(PROVIDED RECORDS begins)

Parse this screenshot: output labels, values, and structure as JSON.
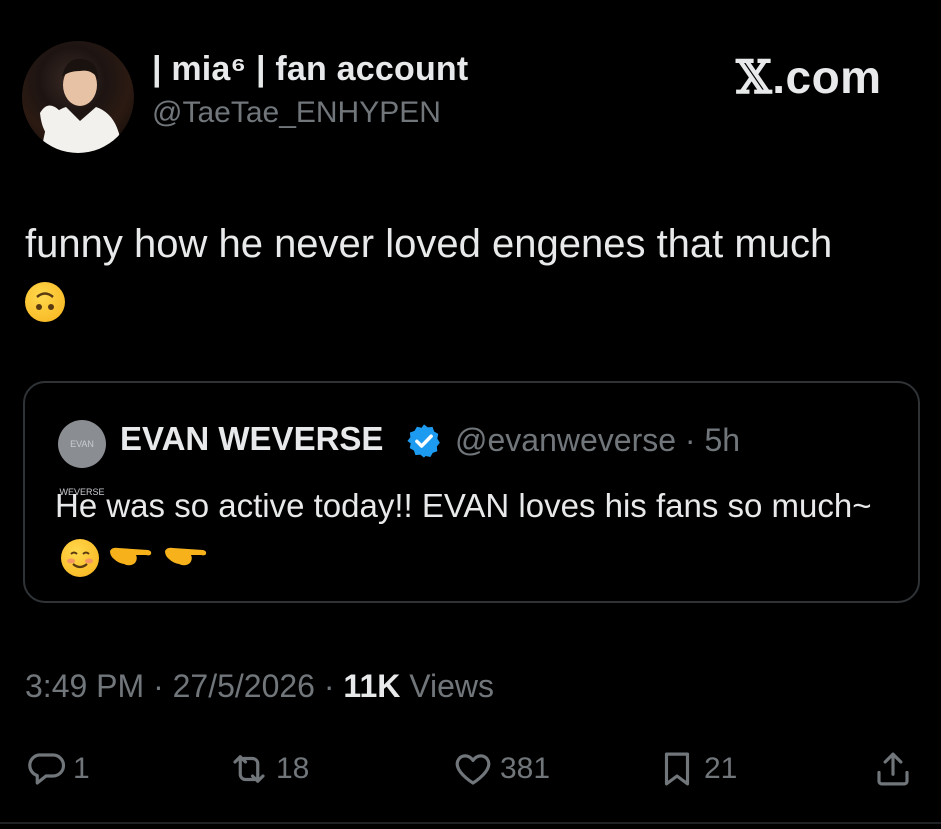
{
  "brand": {
    "label_x": "𝕏",
    "label_com": ".com"
  },
  "tweet": {
    "display_name": "| mia⁶ | fan account",
    "handle": "@TaeTae_ENHYPEN",
    "text": "funny how he never loved engenes that much",
    "emoji": "upside-down-face-emoji"
  },
  "quoted": {
    "display_name": "EVAN WEVERSE",
    "handle": "@evanweverse · 5h",
    "avatar_text": "EVAN WEVERSE",
    "text": "He was so active today!! EVAN loves his fans so much~",
    "emojis": [
      "smiling-face-emoji",
      "pointing-hand-emoji",
      "pointing-hand-emoji"
    ]
  },
  "meta": {
    "time": "3:49 PM · 27/5/2026 · ",
    "views_count": "11K",
    "views_label": " Views"
  },
  "actions": {
    "replies": "1",
    "reposts": "18",
    "likes": "381",
    "bookmarks": "21"
  },
  "colors": {
    "background": "#000000",
    "text": "#e7e9ea",
    "muted": "#71767b",
    "verified": "#1d9bf0",
    "border": "#2f3336"
  }
}
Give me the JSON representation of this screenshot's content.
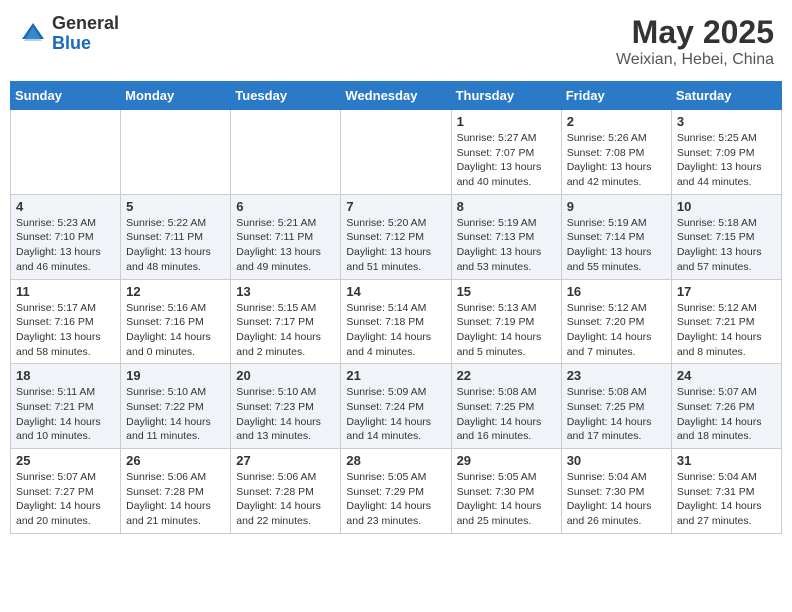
{
  "header": {
    "logo_general": "General",
    "logo_blue": "Blue",
    "month_title": "May 2025",
    "location": "Weixian, Hebei, China"
  },
  "weekdays": [
    "Sunday",
    "Monday",
    "Tuesday",
    "Wednesday",
    "Thursday",
    "Friday",
    "Saturday"
  ],
  "weeks": [
    [
      {
        "day": "",
        "sunrise": "",
        "sunset": "",
        "daylight": ""
      },
      {
        "day": "",
        "sunrise": "",
        "sunset": "",
        "daylight": ""
      },
      {
        "day": "",
        "sunrise": "",
        "sunset": "",
        "daylight": ""
      },
      {
        "day": "",
        "sunrise": "",
        "sunset": "",
        "daylight": ""
      },
      {
        "day": "1",
        "sunrise": "Sunrise: 5:27 AM",
        "sunset": "Sunset: 7:07 PM",
        "daylight": "Daylight: 13 hours and 40 minutes."
      },
      {
        "day": "2",
        "sunrise": "Sunrise: 5:26 AM",
        "sunset": "Sunset: 7:08 PM",
        "daylight": "Daylight: 13 hours and 42 minutes."
      },
      {
        "day": "3",
        "sunrise": "Sunrise: 5:25 AM",
        "sunset": "Sunset: 7:09 PM",
        "daylight": "Daylight: 13 hours and 44 minutes."
      }
    ],
    [
      {
        "day": "4",
        "sunrise": "Sunrise: 5:23 AM",
        "sunset": "Sunset: 7:10 PM",
        "daylight": "Daylight: 13 hours and 46 minutes."
      },
      {
        "day": "5",
        "sunrise": "Sunrise: 5:22 AM",
        "sunset": "Sunset: 7:11 PM",
        "daylight": "Daylight: 13 hours and 48 minutes."
      },
      {
        "day": "6",
        "sunrise": "Sunrise: 5:21 AM",
        "sunset": "Sunset: 7:11 PM",
        "daylight": "Daylight: 13 hours and 49 minutes."
      },
      {
        "day": "7",
        "sunrise": "Sunrise: 5:20 AM",
        "sunset": "Sunset: 7:12 PM",
        "daylight": "Daylight: 13 hours and 51 minutes."
      },
      {
        "day": "8",
        "sunrise": "Sunrise: 5:19 AM",
        "sunset": "Sunset: 7:13 PM",
        "daylight": "Daylight: 13 hours and 53 minutes."
      },
      {
        "day": "9",
        "sunrise": "Sunrise: 5:19 AM",
        "sunset": "Sunset: 7:14 PM",
        "daylight": "Daylight: 13 hours and 55 minutes."
      },
      {
        "day": "10",
        "sunrise": "Sunrise: 5:18 AM",
        "sunset": "Sunset: 7:15 PM",
        "daylight": "Daylight: 13 hours and 57 minutes."
      }
    ],
    [
      {
        "day": "11",
        "sunrise": "Sunrise: 5:17 AM",
        "sunset": "Sunset: 7:16 PM",
        "daylight": "Daylight: 13 hours and 58 minutes."
      },
      {
        "day": "12",
        "sunrise": "Sunrise: 5:16 AM",
        "sunset": "Sunset: 7:16 PM",
        "daylight": "Daylight: 14 hours and 0 minutes."
      },
      {
        "day": "13",
        "sunrise": "Sunrise: 5:15 AM",
        "sunset": "Sunset: 7:17 PM",
        "daylight": "Daylight: 14 hours and 2 minutes."
      },
      {
        "day": "14",
        "sunrise": "Sunrise: 5:14 AM",
        "sunset": "Sunset: 7:18 PM",
        "daylight": "Daylight: 14 hours and 4 minutes."
      },
      {
        "day": "15",
        "sunrise": "Sunrise: 5:13 AM",
        "sunset": "Sunset: 7:19 PM",
        "daylight": "Daylight: 14 hours and 5 minutes."
      },
      {
        "day": "16",
        "sunrise": "Sunrise: 5:12 AM",
        "sunset": "Sunset: 7:20 PM",
        "daylight": "Daylight: 14 hours and 7 minutes."
      },
      {
        "day": "17",
        "sunrise": "Sunrise: 5:12 AM",
        "sunset": "Sunset: 7:21 PM",
        "daylight": "Daylight: 14 hours and 8 minutes."
      }
    ],
    [
      {
        "day": "18",
        "sunrise": "Sunrise: 5:11 AM",
        "sunset": "Sunset: 7:21 PM",
        "daylight": "Daylight: 14 hours and 10 minutes."
      },
      {
        "day": "19",
        "sunrise": "Sunrise: 5:10 AM",
        "sunset": "Sunset: 7:22 PM",
        "daylight": "Daylight: 14 hours and 11 minutes."
      },
      {
        "day": "20",
        "sunrise": "Sunrise: 5:10 AM",
        "sunset": "Sunset: 7:23 PM",
        "daylight": "Daylight: 14 hours and 13 minutes."
      },
      {
        "day": "21",
        "sunrise": "Sunrise: 5:09 AM",
        "sunset": "Sunset: 7:24 PM",
        "daylight": "Daylight: 14 hours and 14 minutes."
      },
      {
        "day": "22",
        "sunrise": "Sunrise: 5:08 AM",
        "sunset": "Sunset: 7:25 PM",
        "daylight": "Daylight: 14 hours and 16 minutes."
      },
      {
        "day": "23",
        "sunrise": "Sunrise: 5:08 AM",
        "sunset": "Sunset: 7:25 PM",
        "daylight": "Daylight: 14 hours and 17 minutes."
      },
      {
        "day": "24",
        "sunrise": "Sunrise: 5:07 AM",
        "sunset": "Sunset: 7:26 PM",
        "daylight": "Daylight: 14 hours and 18 minutes."
      }
    ],
    [
      {
        "day": "25",
        "sunrise": "Sunrise: 5:07 AM",
        "sunset": "Sunset: 7:27 PM",
        "daylight": "Daylight: 14 hours and 20 minutes."
      },
      {
        "day": "26",
        "sunrise": "Sunrise: 5:06 AM",
        "sunset": "Sunset: 7:28 PM",
        "daylight": "Daylight: 14 hours and 21 minutes."
      },
      {
        "day": "27",
        "sunrise": "Sunrise: 5:06 AM",
        "sunset": "Sunset: 7:28 PM",
        "daylight": "Daylight: 14 hours and 22 minutes."
      },
      {
        "day": "28",
        "sunrise": "Sunrise: 5:05 AM",
        "sunset": "Sunset: 7:29 PM",
        "daylight": "Daylight: 14 hours and 23 minutes."
      },
      {
        "day": "29",
        "sunrise": "Sunrise: 5:05 AM",
        "sunset": "Sunset: 7:30 PM",
        "daylight": "Daylight: 14 hours and 25 minutes."
      },
      {
        "day": "30",
        "sunrise": "Sunrise: 5:04 AM",
        "sunset": "Sunset: 7:30 PM",
        "daylight": "Daylight: 14 hours and 26 minutes."
      },
      {
        "day": "31",
        "sunrise": "Sunrise: 5:04 AM",
        "sunset": "Sunset: 7:31 PM",
        "daylight": "Daylight: 14 hours and 27 minutes."
      }
    ]
  ]
}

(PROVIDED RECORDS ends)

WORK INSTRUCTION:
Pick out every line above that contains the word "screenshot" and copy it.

REPLY TO THE EXERCISE:
Parse this screenshot: output labels, values, and structure as JSON.
Give me the JSON representation of this screenshot's content.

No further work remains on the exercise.